What is expected
Every record, apart from its pictures, should be repeated exactly.

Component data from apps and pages
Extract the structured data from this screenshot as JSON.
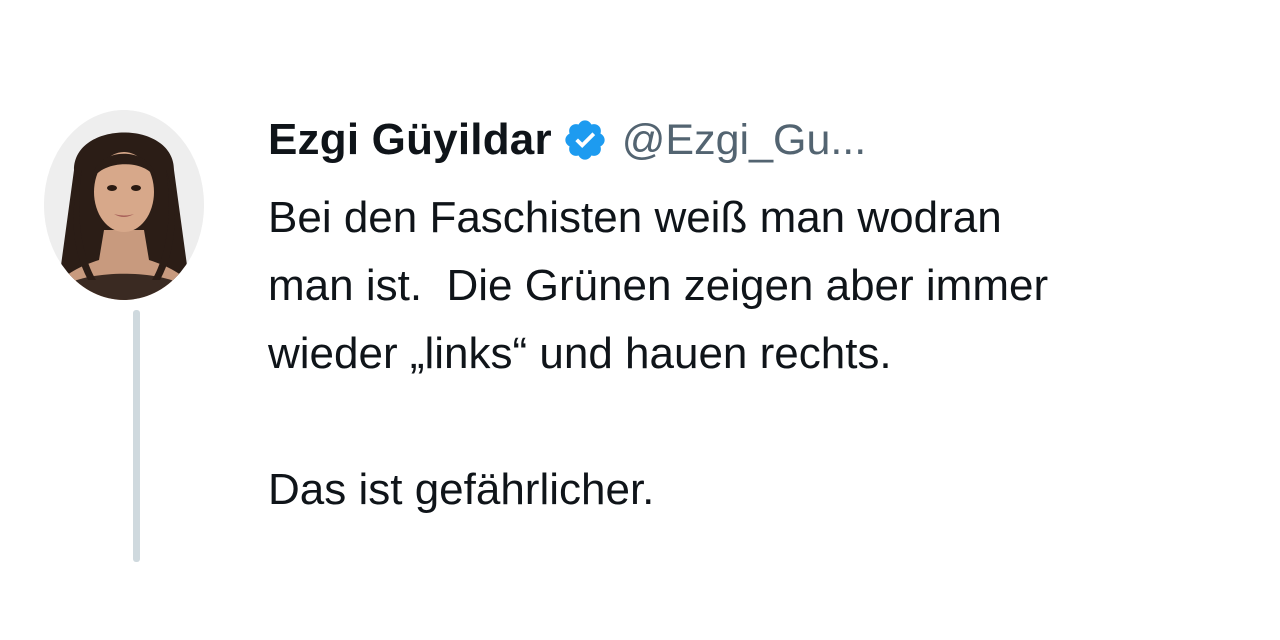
{
  "tweet": {
    "author": {
      "display_name": "Ezgi Güyildar",
      "handle": "@Ezgi_Gu...",
      "verified": true,
      "avatar": "profile-photo"
    },
    "text_lines": [
      "Bei den Faschisten weiß man wodran",
      "man ist.  Die Grünen zeigen aber immer",
      "wieder „links“ und hauen rechts.",
      "",
      "Das ist gefährlicher."
    ]
  },
  "colors": {
    "text": "#0f1419",
    "handle": "#536471",
    "verified_badge": "#1d9bf0",
    "thread_line": "#cfd9de",
    "background": "#ffffff"
  }
}
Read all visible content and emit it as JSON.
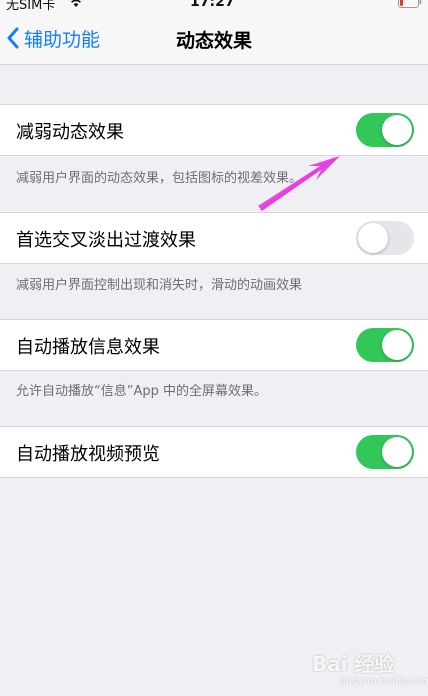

Task answer
Extract the structured data from this screenshot as JSON.
{
  "tweet": {
    "author": {
      "display_name": "Ezgi Güyildar",
      "handle": "@Ezgi_Gu...",
      "verified": true,
      "avatar": "profile-photo"
    },
    "text_lines": [
      "Bei den Faschisten weiß man wodran",
      "man ist.  Die Grünen zeigen aber immer",
      "wieder „links“ und hauen rechts.",
      "",
      "Das ist gefährlicher."
    ]
  },
  "colors": {
    "text": "#0f1419",
    "handle": "#536471",
    "verified_badge": "#1d9bf0",
    "thread_line": "#cfd9de",
    "background": "#ffffff"
  }
}
Read all visible content and emit it as JSON.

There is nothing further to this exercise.